Homes near newly-built UK football grounds have soared in value over recent years, says new research.

Arsenal’s Emirates Stadium, Manchester City’s Etihad Stadium and Brighton & Hove Albion’s Amex Stadium have each spurred five-fold property rises over the past 20 years, while the value of homes close to Tottenham Hotspur’s new White Hart Lane Stadium has jumped by 650 per cent since 1997.

With hundreds of millions of pounds in infrastructure spending, new transport links, residential housing, restaurants and shops, stadiums commonly prompt widespread regeneration of a district.

In south London, Crystal Palace Football Club plans to build a 34,000-seat stadium costing £100 million by 2021. Chairman Steve Parish said: “This project will not only transform the stadium, which has been our home since 1924, but it will also have a positive impact on the south London community.” House prices close to the current stadium already jumped by 510 per cent between 1997 and 2017, but property experts predict further rises, outperforming the market.

“The statistics are compelling.” Said Ben Lloyd, managing director of Pure Commercial Finance, which carried out the research. “It’s great to see that as a result of the development of new football grounds it’s proven to not only stimulate local infrastructure investment, regenerate tired or unused areas of the cities but to create an unprecedented rise in house prices in the immediate area of redevelopment.”

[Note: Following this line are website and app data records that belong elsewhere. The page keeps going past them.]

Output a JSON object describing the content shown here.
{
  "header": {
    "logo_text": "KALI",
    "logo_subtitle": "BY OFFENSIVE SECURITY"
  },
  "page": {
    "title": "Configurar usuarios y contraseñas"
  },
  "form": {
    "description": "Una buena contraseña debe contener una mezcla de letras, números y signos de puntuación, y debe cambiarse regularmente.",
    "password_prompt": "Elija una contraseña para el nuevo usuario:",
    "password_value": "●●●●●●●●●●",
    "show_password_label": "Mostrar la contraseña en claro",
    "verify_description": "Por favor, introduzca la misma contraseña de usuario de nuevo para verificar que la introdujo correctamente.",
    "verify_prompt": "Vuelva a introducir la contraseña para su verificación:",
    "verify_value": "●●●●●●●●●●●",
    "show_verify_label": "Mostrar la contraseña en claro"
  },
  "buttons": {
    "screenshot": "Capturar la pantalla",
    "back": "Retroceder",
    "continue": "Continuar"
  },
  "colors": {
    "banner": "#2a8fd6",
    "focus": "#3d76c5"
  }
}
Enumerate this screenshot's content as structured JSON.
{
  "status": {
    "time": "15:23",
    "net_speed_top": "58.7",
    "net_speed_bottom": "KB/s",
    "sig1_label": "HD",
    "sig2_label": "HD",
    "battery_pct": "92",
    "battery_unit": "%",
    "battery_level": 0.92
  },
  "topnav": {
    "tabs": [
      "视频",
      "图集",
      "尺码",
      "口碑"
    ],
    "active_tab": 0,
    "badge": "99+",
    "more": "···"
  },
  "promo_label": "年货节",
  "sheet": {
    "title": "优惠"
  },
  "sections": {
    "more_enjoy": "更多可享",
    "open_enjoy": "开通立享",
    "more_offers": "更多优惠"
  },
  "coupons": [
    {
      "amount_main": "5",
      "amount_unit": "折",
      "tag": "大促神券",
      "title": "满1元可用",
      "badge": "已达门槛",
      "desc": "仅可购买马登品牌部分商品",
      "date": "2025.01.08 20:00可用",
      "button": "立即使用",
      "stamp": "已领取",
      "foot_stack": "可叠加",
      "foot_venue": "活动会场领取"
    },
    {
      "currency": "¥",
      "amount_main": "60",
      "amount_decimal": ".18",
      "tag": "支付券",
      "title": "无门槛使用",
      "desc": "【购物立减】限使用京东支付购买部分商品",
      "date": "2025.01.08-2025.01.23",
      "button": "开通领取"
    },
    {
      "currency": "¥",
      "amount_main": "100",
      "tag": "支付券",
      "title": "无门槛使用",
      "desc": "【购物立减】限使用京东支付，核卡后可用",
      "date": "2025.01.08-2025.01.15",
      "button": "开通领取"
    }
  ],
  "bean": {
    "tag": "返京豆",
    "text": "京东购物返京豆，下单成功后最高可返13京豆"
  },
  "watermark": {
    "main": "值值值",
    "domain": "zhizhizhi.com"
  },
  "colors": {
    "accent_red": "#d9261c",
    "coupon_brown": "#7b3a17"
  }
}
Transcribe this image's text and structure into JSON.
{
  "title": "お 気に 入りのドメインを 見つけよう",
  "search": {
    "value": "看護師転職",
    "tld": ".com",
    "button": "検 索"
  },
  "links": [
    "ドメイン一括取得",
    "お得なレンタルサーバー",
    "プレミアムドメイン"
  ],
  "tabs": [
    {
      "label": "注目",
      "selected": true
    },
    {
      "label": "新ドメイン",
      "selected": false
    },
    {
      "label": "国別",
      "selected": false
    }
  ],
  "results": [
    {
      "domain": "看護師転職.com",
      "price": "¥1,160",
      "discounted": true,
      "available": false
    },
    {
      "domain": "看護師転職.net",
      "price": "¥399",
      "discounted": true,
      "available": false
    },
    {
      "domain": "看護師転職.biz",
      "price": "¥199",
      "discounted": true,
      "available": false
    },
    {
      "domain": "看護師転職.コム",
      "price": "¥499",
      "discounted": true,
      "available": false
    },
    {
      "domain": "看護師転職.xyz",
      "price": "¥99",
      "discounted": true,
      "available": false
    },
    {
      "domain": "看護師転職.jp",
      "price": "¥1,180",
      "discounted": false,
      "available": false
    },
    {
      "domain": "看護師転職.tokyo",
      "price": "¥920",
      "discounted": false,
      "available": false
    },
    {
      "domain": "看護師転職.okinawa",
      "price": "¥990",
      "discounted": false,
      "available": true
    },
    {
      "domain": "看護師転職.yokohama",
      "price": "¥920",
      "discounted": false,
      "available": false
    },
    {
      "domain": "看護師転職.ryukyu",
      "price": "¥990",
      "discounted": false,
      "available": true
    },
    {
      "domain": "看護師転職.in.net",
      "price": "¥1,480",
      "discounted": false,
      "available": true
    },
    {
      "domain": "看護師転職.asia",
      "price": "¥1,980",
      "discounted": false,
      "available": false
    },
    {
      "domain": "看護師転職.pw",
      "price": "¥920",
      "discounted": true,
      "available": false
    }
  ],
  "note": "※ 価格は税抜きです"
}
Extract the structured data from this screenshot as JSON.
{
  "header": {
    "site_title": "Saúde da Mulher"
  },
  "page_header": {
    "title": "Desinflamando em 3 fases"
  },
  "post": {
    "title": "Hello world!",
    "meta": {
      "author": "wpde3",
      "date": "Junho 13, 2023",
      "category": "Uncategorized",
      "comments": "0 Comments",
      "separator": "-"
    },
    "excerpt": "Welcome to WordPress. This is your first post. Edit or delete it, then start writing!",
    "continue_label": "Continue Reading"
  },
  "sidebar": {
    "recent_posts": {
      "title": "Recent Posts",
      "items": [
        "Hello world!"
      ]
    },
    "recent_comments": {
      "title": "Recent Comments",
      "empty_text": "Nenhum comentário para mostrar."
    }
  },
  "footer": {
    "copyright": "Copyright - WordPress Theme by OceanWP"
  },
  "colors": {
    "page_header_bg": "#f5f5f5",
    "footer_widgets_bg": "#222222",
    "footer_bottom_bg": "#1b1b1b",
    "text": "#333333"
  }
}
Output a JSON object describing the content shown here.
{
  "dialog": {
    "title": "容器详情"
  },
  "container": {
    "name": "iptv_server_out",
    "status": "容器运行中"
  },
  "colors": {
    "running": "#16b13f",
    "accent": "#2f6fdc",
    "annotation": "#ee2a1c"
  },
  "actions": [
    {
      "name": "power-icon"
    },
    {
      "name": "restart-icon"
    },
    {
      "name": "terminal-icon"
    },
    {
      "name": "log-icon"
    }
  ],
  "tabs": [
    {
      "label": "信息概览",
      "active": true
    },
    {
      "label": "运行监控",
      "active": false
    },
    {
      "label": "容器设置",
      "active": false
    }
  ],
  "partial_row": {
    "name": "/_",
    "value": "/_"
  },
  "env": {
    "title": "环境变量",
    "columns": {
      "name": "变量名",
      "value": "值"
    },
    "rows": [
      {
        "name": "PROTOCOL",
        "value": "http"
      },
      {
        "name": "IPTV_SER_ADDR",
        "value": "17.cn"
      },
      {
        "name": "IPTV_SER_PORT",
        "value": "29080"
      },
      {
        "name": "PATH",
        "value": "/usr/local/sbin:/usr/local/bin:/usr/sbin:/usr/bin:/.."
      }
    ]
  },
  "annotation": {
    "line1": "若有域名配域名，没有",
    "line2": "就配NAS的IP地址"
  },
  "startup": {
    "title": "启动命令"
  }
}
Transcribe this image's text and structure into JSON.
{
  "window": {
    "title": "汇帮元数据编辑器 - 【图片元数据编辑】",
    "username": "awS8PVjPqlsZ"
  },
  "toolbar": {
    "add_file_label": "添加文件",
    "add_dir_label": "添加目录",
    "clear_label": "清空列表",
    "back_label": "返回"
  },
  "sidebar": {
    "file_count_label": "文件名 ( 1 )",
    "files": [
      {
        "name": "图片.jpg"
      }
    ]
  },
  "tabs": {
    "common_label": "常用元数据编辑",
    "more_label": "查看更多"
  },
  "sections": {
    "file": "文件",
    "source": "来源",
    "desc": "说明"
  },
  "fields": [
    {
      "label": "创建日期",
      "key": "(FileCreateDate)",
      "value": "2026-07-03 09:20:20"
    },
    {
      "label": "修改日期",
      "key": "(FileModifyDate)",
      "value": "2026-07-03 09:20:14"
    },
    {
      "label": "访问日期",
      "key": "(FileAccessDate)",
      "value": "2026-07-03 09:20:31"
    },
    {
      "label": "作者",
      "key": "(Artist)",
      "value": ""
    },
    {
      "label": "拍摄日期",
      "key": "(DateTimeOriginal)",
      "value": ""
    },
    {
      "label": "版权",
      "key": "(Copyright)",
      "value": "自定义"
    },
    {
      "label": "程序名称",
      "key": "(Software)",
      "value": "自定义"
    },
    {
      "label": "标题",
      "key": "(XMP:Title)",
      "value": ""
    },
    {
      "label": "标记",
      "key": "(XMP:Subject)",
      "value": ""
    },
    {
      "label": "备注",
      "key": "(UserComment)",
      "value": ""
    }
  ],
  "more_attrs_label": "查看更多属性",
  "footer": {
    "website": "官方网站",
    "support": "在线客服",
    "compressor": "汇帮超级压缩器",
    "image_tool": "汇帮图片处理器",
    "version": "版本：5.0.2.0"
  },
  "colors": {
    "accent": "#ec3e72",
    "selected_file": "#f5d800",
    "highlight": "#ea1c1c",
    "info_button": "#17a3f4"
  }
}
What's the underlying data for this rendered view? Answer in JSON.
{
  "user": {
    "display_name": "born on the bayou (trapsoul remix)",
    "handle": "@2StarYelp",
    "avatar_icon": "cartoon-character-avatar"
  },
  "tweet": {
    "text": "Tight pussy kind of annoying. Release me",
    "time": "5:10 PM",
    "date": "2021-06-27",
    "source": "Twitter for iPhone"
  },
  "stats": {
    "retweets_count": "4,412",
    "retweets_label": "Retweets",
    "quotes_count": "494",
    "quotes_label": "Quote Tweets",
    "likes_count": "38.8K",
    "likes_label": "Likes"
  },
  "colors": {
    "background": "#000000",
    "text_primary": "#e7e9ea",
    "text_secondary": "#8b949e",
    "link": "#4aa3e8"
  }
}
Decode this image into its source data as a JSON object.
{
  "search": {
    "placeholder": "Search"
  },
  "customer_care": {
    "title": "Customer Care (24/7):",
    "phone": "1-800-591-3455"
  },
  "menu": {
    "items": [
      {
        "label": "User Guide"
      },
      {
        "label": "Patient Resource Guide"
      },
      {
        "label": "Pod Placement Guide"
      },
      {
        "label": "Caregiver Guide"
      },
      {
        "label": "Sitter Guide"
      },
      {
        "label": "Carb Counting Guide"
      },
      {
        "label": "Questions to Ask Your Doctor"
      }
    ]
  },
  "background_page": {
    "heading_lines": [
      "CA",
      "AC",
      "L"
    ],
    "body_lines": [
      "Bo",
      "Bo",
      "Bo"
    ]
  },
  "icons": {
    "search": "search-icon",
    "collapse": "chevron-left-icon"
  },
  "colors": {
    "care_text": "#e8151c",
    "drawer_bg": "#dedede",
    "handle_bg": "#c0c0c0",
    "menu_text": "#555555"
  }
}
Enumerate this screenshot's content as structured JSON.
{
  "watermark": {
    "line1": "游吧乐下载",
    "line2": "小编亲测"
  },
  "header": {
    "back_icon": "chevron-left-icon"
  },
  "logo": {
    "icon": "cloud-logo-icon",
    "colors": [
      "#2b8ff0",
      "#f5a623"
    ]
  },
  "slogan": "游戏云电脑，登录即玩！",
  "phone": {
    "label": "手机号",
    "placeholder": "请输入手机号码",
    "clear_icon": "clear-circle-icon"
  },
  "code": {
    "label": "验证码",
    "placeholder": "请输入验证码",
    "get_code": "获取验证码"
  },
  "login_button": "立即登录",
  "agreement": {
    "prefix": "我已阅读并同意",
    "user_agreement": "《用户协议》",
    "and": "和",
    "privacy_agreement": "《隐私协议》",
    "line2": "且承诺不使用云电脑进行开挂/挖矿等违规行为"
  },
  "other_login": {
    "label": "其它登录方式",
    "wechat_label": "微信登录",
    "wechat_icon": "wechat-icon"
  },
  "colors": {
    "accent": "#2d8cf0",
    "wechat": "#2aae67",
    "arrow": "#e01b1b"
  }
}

These rises counteract a historic trend for homes near football grounds to suffer negative valuations, due to their association with noise, litter and potentially violent behaviour. The transformation of football into a family-friendly, higher-quality entertainment has reversed this impression and boosted property values.